    OBJECTIVES: Early diagnosis of gestational diabetes can lead to greater optimization of glucose control. We evaluated associations between maternal serum analytes (alpha-fetoprotein [AFP], free beta-human chorionic gonadotropin [beta-hCG], inhibin, and estriol) and the development of gestational diabetes mellitus (GDM).METHODS: This retrospective cohort study identified single-ton pregnancies with available second trimester serum analytes between 2009 and 2017. GDM was identified by ICD-9 and -10 codes. We examined the associations between analyte levels and GDM and to adjust for potential confounders routinely collected during genetic serum screening (maternal age, BMI, and race) using logistic regression. Optimal logistic regression predictive modeling for GDM was then performed using the analyte levels and the above mentioned potential confounders. The performance of the model was assessed by receiver operator curves.RESULTS: Out of 5,709 patients, 660 (11.6%) were diagnosed with GDM. Increasing AFP and estriol were associated with decreasing risk of GDM, aOR 0.76 [95% CI 0.60-0.95] and aOR 0.67 [95% CI 0.50-0.89] respectively. Increasing beta-hCG was associated with a decreasing risk for GDM(aOR 0.84 [95% CI 0.73-0.97]). There was no association with inhibin. The most predictive GDM predictive model included beta-hCG and estriol in addition to the clinical variables of age, BMI, and race (area under the curve (AUC 0.75), buy this was not statistically different than using clinical variables alone (AUC 0.74) (p=0.26).CONCLUSIONS: Increasing second trimester AFP, beta-hCG, and estriol are associated with decreasing risks of GDM, though do not improve the predictive ability for GDM when added to clinical risk factors of age, BMI, and race.

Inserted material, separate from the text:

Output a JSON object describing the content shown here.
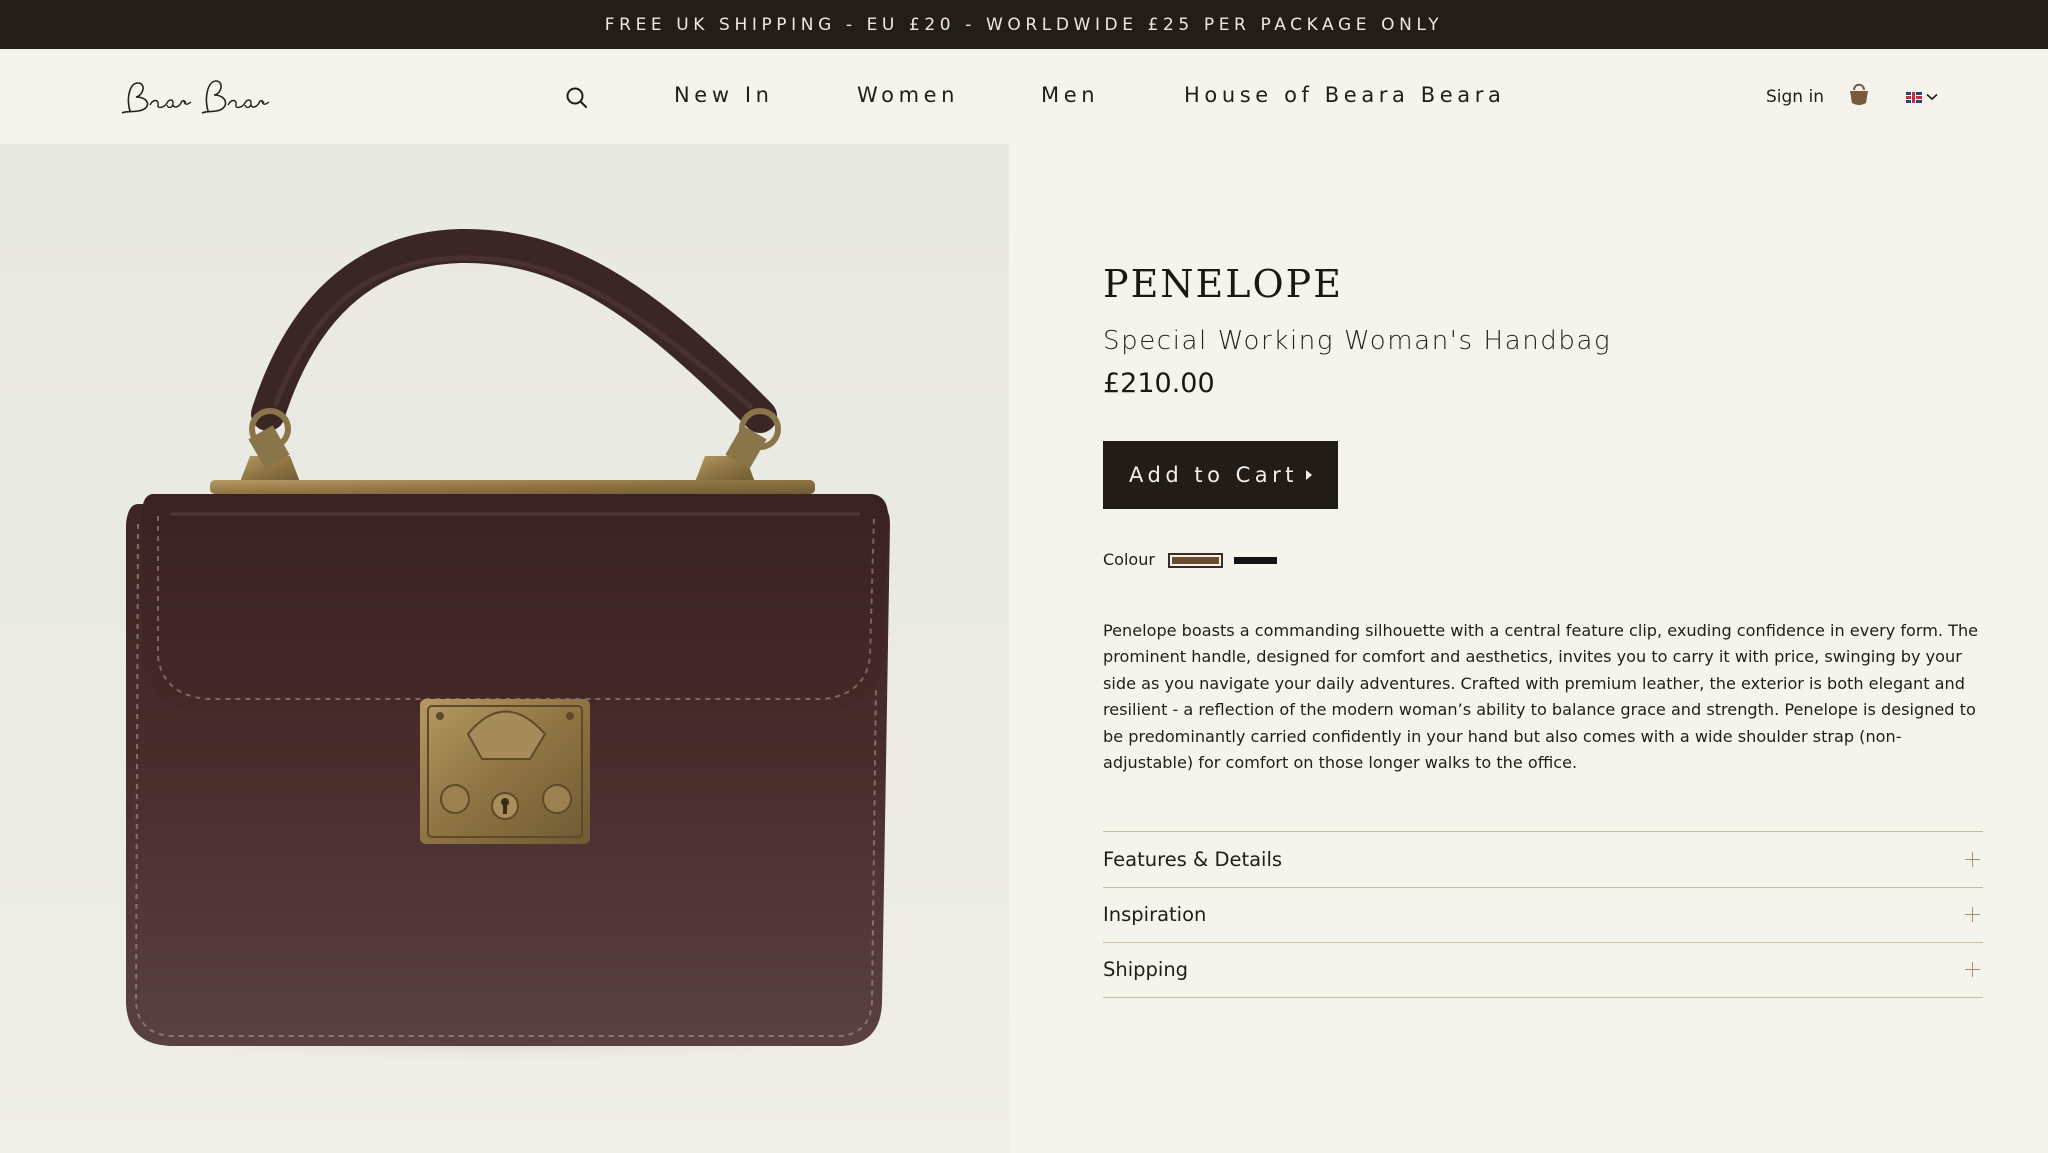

    View details for DOI 10.1515/jpm-2021-0054

    View details for PubMedID 34315194

  • Prepregnancy body mass index and gestational diabetes mellitus across asian subpopulations Sperling, M., Leonard, S. A., Waldrop, A. R., Miller, S., Blumenfeld, Y. J., Carmichael, S., Chueh, J. MOSBY-ELSEVIER. 2021: S118–S119
  • Comparing insulin, metformin, and glyburide in treating diabetes in pregnancy and analyzing obstetric outcomes Sperling, M., Bentley, J., Girsen, A., Leonard, S. A., Sherwin, E. B., Panelli, D. M., Suharwardy, S., El Sayed, Y., Herrero, T. MOSBY-ELSEVIER. 2020: S481